One final thought to touch on; it’s not really worth it’s own spot since it was covered very well by Face Off Circle.  A few weeks ago, Reto Berra scored a goal in an AHL game and then went to celebrate by high-fiving everyone on his bench.  Unsurprisingly, the outrage that followed was a predictable old argument: this celebration was classless and players shouldn’t be involved in that type of behaviour, especially in their opponents building.  Face Off Circle covers why this old hockey mentality needs to change and why it is coddling of players.

  • acg5151

    Nothing new here.

    Canucks really should deal most of the vets if the return is fair. Higgins and Hansen should definitely go. Richardson is another guy that can move along. You won’t get a ton for those guys but we’re not going anywhere with them so get something while you can. Moving them may also open up room for some youth to move up.

    I also thought Horvat should have stayed in junior but now that he’s here, so be it. He is learning the game and the development has started. Look at any NHL star – most of them didn’t light it up soon after their debut. Also, it seems like coach D, and the Canucks, slowly develop their players. Look at how many times they brought up Corrado and Sanguenetti just to have them practice and be emergency replacements.

    Slow development is fine but they should give Bo some prime minutes soon. It’d be great to see some moves happen.

    The final hope is to see management convince Hamhuis and Burrows to allow for a trade. Hammer can get you a big return and Burr would get you something decent (even better return if the Nucks ate some of that contract).

  • Fred-65

    Here’s the problem with cherry picking players Vcr don’t want to trade….neither does any one else !

    With the arrival of Clendenning Vcr now has a surplus of RH defesemen….5 on the roster. That may have some value. I think they want to see what this kid has and then maybe trade a surplus D and if you really want some thing good back you best be ready to give up a good player, maybe a one that has trouble reaching an agreement the last 2 season with management. As much I like Tanev, Clendenning pans out it might be the end of Tanev’s day here. When you think about it he is a great defensive player but he adds zero to offense It’s a no loose situation if they keep tanev most will give a sigh of relief if they trade him they should be bringing in a quality forward for him. Maybe Tanev has the same agent as TO’s Fransen who I heard was asking to US$7 million per season.

    Any one else heard any thing about Dorsett wanting to retrun to Columbus ( I believe his wifes home town ) that would be a big loss IMO.

    I understand Kassian is eratic to say the least but it’s hard not notice Canuck management are maybe as much to blame for the current situation.
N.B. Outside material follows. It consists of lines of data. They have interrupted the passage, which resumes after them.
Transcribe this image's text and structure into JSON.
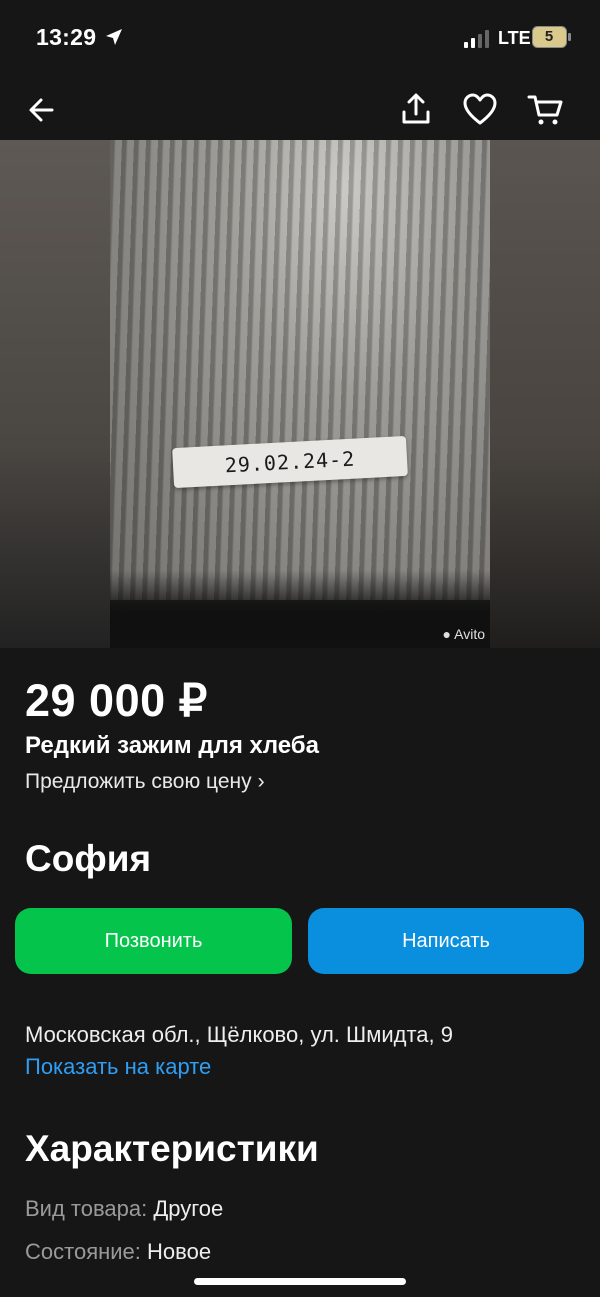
{
  "status": {
    "time": "13:29",
    "network": "LTE",
    "battery": "5"
  },
  "nav": {
    "back_icon": "arrow-left-icon",
    "share_icon": "share-icon",
    "favorite_icon": "heart-icon",
    "cart_icon": "cart-icon"
  },
  "photo": {
    "label_text": "29.02.24-2",
    "watermark": "Avito"
  },
  "listing": {
    "price": "29 000 ₽",
    "title": "Редкий зажим для хлеба",
    "offer_link": "Предложить свою цену",
    "seller": "София"
  },
  "actions": {
    "call_label": "Позвонить",
    "write_label": "Написать"
  },
  "location": {
    "address": "Московская обл., Щёлково, ул. Шмидта, 9",
    "map_link": "Показать на карте"
  },
  "characteristics": {
    "title": "Характеристики",
    "items": [
      {
        "key": "Вид товара:",
        "value": "Другое"
      },
      {
        "key": "Состояние:",
        "value": "Новое"
      }
    ]
  },
  "colors": {
    "background": "#161616",
    "call_green": "#04c44b",
    "write_blue": "#0a8fdf",
    "link_blue": "#2f9ef5"
  }
}
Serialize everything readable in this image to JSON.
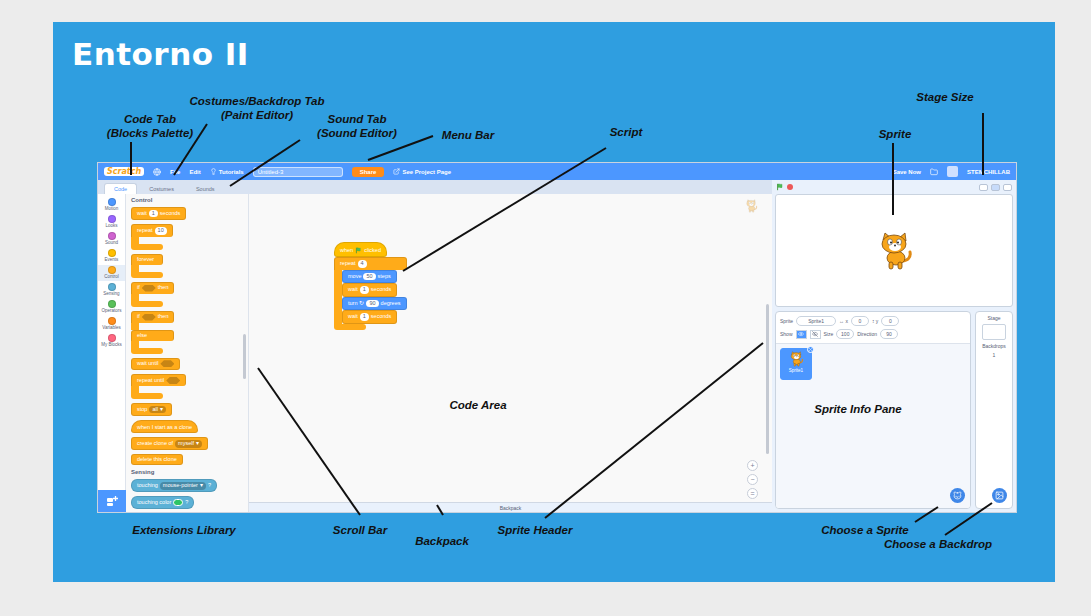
{
  "slide": {
    "title": "Entorno II"
  },
  "annotations": [
    {
      "lines": [
        "Code Tab",
        "(Blocks Palette)"
      ]
    },
    {
      "lines": [
        "Costumes/Backdrop Tab",
        "(Paint Editor)"
      ]
    },
    {
      "lines": [
        "Sound Tab",
        "(Sound Editor)"
      ]
    },
    {
      "lines": [
        "Menu Bar"
      ]
    },
    {
      "lines": [
        "Script"
      ]
    },
    {
      "lines": [
        "Stage Size"
      ]
    },
    {
      "lines": [
        "Sprite"
      ]
    },
    {
      "lines": [
        "Code Area"
      ]
    },
    {
      "lines": [
        "Sprite Info Pane"
      ]
    },
    {
      "lines": [
        "Extensions Library"
      ]
    },
    {
      "lines": [
        "Scroll Bar"
      ]
    },
    {
      "lines": [
        "Backpack"
      ]
    },
    {
      "lines": [
        "Sprite Header"
      ]
    },
    {
      "lines": [
        "Choose a Sprite"
      ]
    },
    {
      "lines": [
        "Choose a Backdrop"
      ]
    }
  ],
  "editor": {
    "menu_bar": {
      "logo": "Scratch",
      "items": [
        "File",
        "Edit"
      ],
      "tutorials": "Tutorials",
      "project_title": "Untitled-3",
      "share": "Share",
      "see_project_page": "See Project Page",
      "save_now": "Save Now",
      "user": "STEMCHILLAB"
    },
    "tabs": [
      {
        "label": "Code",
        "selected": true
      },
      {
        "label": "Costumes",
        "selected": false
      },
      {
        "label": "Sounds",
        "selected": false
      }
    ],
    "categories": [
      {
        "label": "Motion",
        "color": "#4c97ff",
        "selected": false
      },
      {
        "label": "Looks",
        "color": "#9966ff",
        "selected": false
      },
      {
        "label": "Sound",
        "color": "#cf63cf",
        "selected": false
      },
      {
        "label": "Events",
        "color": "#ffbf00",
        "selected": false
      },
      {
        "label": "Control",
        "color": "#ffab19",
        "selected": true
      },
      {
        "label": "Sensing",
        "color": "#5cb1d6",
        "selected": false
      },
      {
        "label": "Operators",
        "color": "#59c059",
        "selected": false
      },
      {
        "label": "Variables",
        "color": "#ff8c1a",
        "selected": false
      },
      {
        "label": "My Blocks",
        "color": "#ff6680",
        "selected": false
      }
    ],
    "palette": [
      {
        "title": "Control",
        "blocks": [
          {
            "kind": "stack",
            "color": "#ffab19",
            "parts": [
              {
                "kind": "text",
                "value": "wait"
              },
              {
                "kind": "input",
                "value": "1"
              },
              {
                "kind": "text",
                "value": "seconds"
              }
            ]
          },
          {
            "kind": "c",
            "color": "#ffab19",
            "parts": [
              {
                "kind": "text",
                "value": "repeat"
              },
              {
                "kind": "input",
                "value": "10"
              }
            ],
            "children": []
          },
          {
            "kind": "c",
            "color": "#ffab19",
            "parts": [
              {
                "kind": "text",
                "value": "forever"
              }
            ],
            "children": []
          },
          {
            "kind": "c",
            "color": "#ffab19",
            "parts": [
              {
                "kind": "text",
                "value": "if"
              },
              {
                "kind": "slot"
              },
              {
                "kind": "text",
                "value": "then"
              }
            ],
            "children": []
          },
          {
            "kind": "e",
            "color": "#ffab19",
            "parts": [
              {
                "kind": "text",
                "value": "if"
              },
              {
                "kind": "slot"
              },
              {
                "kind": "text",
                "value": "then"
              }
            ],
            "middle": [
              {
                "kind": "text",
                "value": "else"
              }
            ],
            "children": []
          },
          {
            "kind": "stack",
            "color": "#ffab19",
            "parts": [
              {
                "kind": "text",
                "value": "wait until"
              },
              {
                "kind": "slot"
              }
            ]
          },
          {
            "kind": "c",
            "color": "#ffab19",
            "parts": [
              {
                "kind": "text",
                "value": "repeat until"
              },
              {
                "kind": "slot"
              }
            ],
            "children": []
          },
          {
            "kind": "cap",
            "color": "#ffab19",
            "parts": [
              {
                "kind": "text",
                "value": "stop"
              },
              {
                "kind": "menu",
                "value": "all",
                "arrow": "▾"
              }
            ]
          },
          {
            "kind": "hat",
            "color": "#ffab19",
            "parts": [
              {
                "kind": "text",
                "value": "when I start as a clone"
              }
            ]
          },
          {
            "kind": "stack",
            "color": "#ffab19",
            "parts": [
              {
                "kind": "text",
                "value": "create clone of"
              },
              {
                "kind": "menu",
                "value": "myself",
                "arrow": "▾"
              }
            ]
          },
          {
            "kind": "cap",
            "color": "#ffab19",
            "parts": [
              {
                "kind": "text",
                "value": "delete this clone"
              }
            ]
          }
        ]
      },
      {
        "title": "Sensing",
        "blocks": [
          {
            "kind": "boolean",
            "color": "#5cb1d6",
            "parts": [
              {
                "kind": "text",
                "value": "touching"
              },
              {
                "kind": "menu",
                "value": "mouse-pointer",
                "arrow": "▾"
              },
              {
                "kind": "text",
                "value": "?"
              }
            ]
          },
          {
            "kind": "boolean",
            "color": "#5cb1d6",
            "parts": [
              {
                "kind": "text",
                "value": "touching color"
              },
              {
                "kind": "color",
                "value": "#2ec466"
              },
              {
                "kind": "text",
                "value": "?"
              }
            ]
          }
        ]
      }
    ],
    "script": [
      {
        "kind": "hat",
        "color": "#ffbf00",
        "parts": [
          {
            "kind": "text",
            "value": "when"
          },
          {
            "kind": "flag"
          },
          {
            "kind": "text",
            "value": "clicked"
          }
        ]
      },
      {
        "kind": "c",
        "color": "#ffab19",
        "parts": [
          {
            "kind": "text",
            "value": "repeat"
          },
          {
            "kind": "input",
            "value": "4"
          }
        ],
        "children": [
          {
            "kind": "stack",
            "color": "#4c97ff",
            "parts": [
              {
                "kind": "text",
                "value": "move"
              },
              {
                "kind": "input",
                "value": "50"
              },
              {
                "kind": "text",
                "value": "steps"
              }
            ]
          },
          {
            "kind": "stack",
            "color": "#ffab19",
            "parts": [
              {
                "kind": "text",
                "value": "wait"
              },
              {
                "kind": "input",
                "value": "1"
              },
              {
                "kind": "text",
                "value": "seconds"
              }
            ]
          },
          {
            "kind": "stack",
            "color": "#4c97ff",
            "parts": [
              {
                "kind": "text",
                "value": "turn"
              },
              {
                "kind": "text",
                "value": "↻"
              },
              {
                "kind": "input",
                "value": "90"
              },
              {
                "kind": "text",
                "value": "degrees"
              }
            ]
          },
          {
            "kind": "stack",
            "color": "#ffab19",
            "parts": [
              {
                "kind": "text",
                "value": "wait"
              },
              {
                "kind": "input",
                "value": "1"
              },
              {
                "kind": "text",
                "value": "seconds"
              }
            ]
          }
        ]
      }
    ],
    "zoom": [
      "+",
      "−",
      "="
    ],
    "backpack": "Backpack",
    "sprite_info": {
      "sprite_label": "Sprite",
      "sprite_name": "Sprite1",
      "x_label": "↔ x",
      "x": "0",
      "y_label": "↕ y",
      "y": "0",
      "show_label": "Show",
      "show": true,
      "size_label": "Size",
      "size": "100",
      "direction_label": "Direction",
      "direction": "90"
    },
    "sprites": [
      {
        "name": "Sprite1",
        "selected": true
      }
    ],
    "stage_pane": {
      "title": "Stage",
      "backdrops_label": "Backdrops",
      "backdrops": "1"
    }
  }
}
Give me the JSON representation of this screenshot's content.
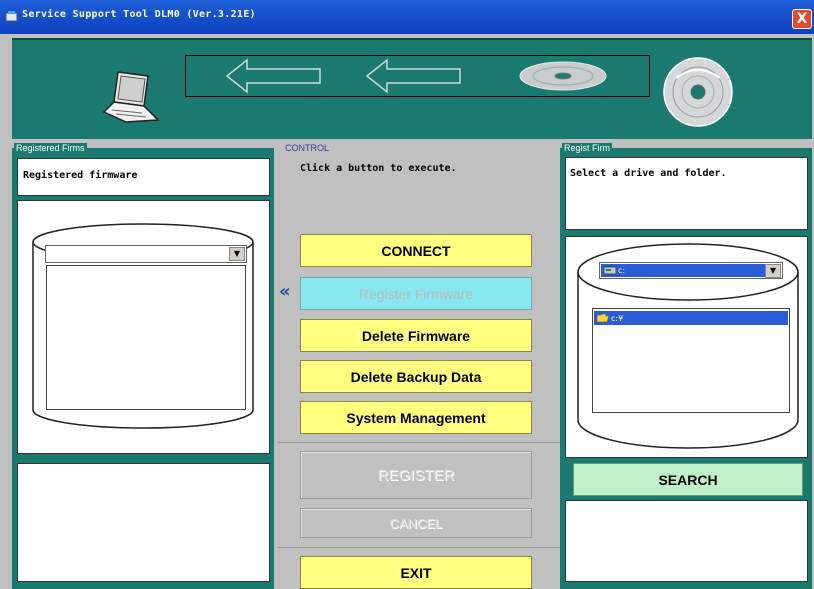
{
  "window": {
    "title": "Service Support Tool DLM0 (Ver.3.21E)",
    "close_label": "X"
  },
  "left_panel": {
    "frame_label": "Registered Firms",
    "info_text": "Registered firmware"
  },
  "control": {
    "frame_label": "CONTROL",
    "instruction": "Click a button to execute.",
    "arrow_indicator": "«",
    "buttons": {
      "connect": "CONNECT",
      "register_firmware": "Register Firmware",
      "delete_firmware": "Delete Firmware",
      "delete_backup": "Delete Backup Data",
      "system_management": "System Management",
      "register": "REGISTER",
      "cancel": "CANCEL",
      "exit": "EXIT"
    }
  },
  "right_panel": {
    "frame_label": "Regist Firm",
    "info_text": "Select a drive and folder.",
    "drive_value": "c:",
    "folder_item": "c:¥",
    "search_label": "SEARCH"
  },
  "colors": {
    "teal": "#1a7a70",
    "button_yellow": "#ffff80",
    "button_cyan_disabled": "#88e8f0",
    "search_green": "#c0f0c8",
    "selection_blue": "#2a5cd6"
  }
}
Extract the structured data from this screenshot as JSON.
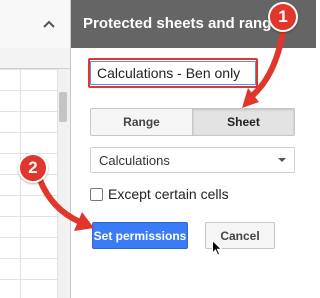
{
  "panel": {
    "title": "Protected sheets and ranges",
    "name_value": "Calculations - Ben only",
    "tabs": [
      {
        "label": "Range",
        "active": false
      },
      {
        "label": "Sheet",
        "active": true
      }
    ],
    "sheet_select": {
      "selected": "Calculations"
    },
    "except_cells": {
      "label": "Except certain cells",
      "checked": false
    },
    "set_permissions_label": "Set permissions",
    "cancel_label": "Cancel"
  },
  "annotations": {
    "step1": "1",
    "step2": "2"
  },
  "colors": {
    "header_bg": "#656565",
    "primary": "#3b7cf6",
    "annotation_red": "#e0362c"
  },
  "icons": {
    "collapse": "chevron-up-icon",
    "dropdown": "caret-down-icon",
    "pointer": "mouse-cursor-icon"
  }
}
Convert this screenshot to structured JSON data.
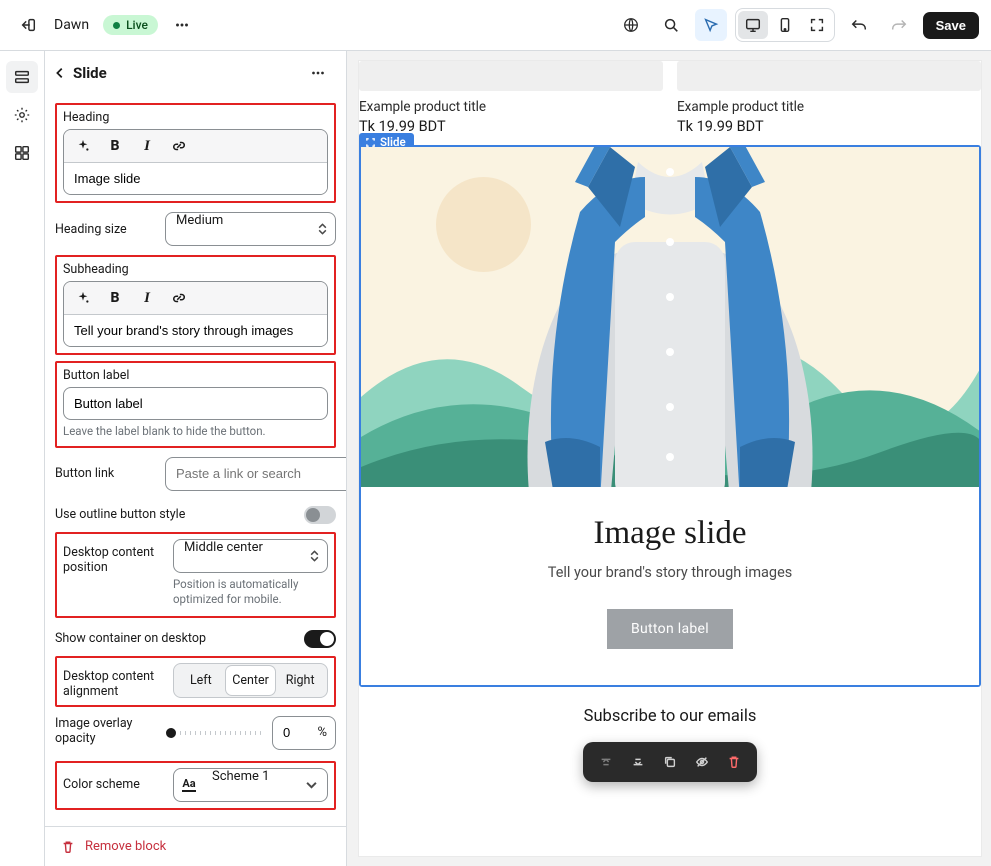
{
  "app": {
    "theme_name": "Dawn",
    "status_label": "Live",
    "save_label": "Save"
  },
  "sidebar": {
    "title": "Slide",
    "heading_label": "Heading",
    "heading_value": "Image slide",
    "heading_size_label": "Heading size",
    "heading_size_value": "Medium",
    "subheading_label": "Subheading",
    "subheading_value": "Tell your brand's story through images",
    "button_label_label": "Button label",
    "button_label_value": "Button label",
    "button_label_hint": "Leave the label blank to hide the button.",
    "button_link_label": "Button link",
    "button_link_placeholder": "Paste a link or search",
    "outline_toggle_label": "Use outline button style",
    "desktop_position_label": "Desktop content position",
    "desktop_position_value": "Middle center",
    "desktop_position_hint": "Position is automatically optimized for mobile.",
    "show_container_label": "Show container on desktop",
    "alignment_label": "Desktop content alignment",
    "alignment_options": {
      "left": "Left",
      "center": "Center",
      "right": "Right"
    },
    "opacity_label": "Image overlay opacity",
    "opacity_value": "0",
    "opacity_unit": "%",
    "scheme_label": "Color scheme",
    "scheme_value": "Scheme 1",
    "remove_label": "Remove block"
  },
  "preview": {
    "product1_title": "Example product title",
    "product1_price": "Tk 19.99 BDT",
    "product2_title": "Example product title",
    "product2_price": "Tk 19.99 BDT",
    "slide_badge": "Slide",
    "slide_heading": "Image slide",
    "slide_subheading": "Tell your brand's story through images",
    "slide_button": "Button label",
    "newsletter_heading": "Subscribe to our emails"
  }
}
If they do move him it’s hard to imagine what he’ll bring as a eratic young player or as a potential power forward. All in the eyes of the beholder I guess.

    I know stats and analytics are the new God of hockey now and this site does a lot of it. But it’s hard not to watch Matthius play the game like he has recently and show nothing for it stats wise without realizing stats may be good but they don’t tell the whole story

  • Fred-65

    So you think Clendenning (replacement-level player) will make Tanev (top-pairing defenseman) expendable? Sorry, but you just discredited the whole rest of your post.

    Tanev now is basically the player Hamhuis was in Nashville. We made a mistake by not locking him up longterm and forcing him to endure 2 different “1 year audition” contracts under 2 sets of management.

    Tanev is actually an elite top pairing defensive defenseman in the league, as proven by fancy stats on this site and elsewhere.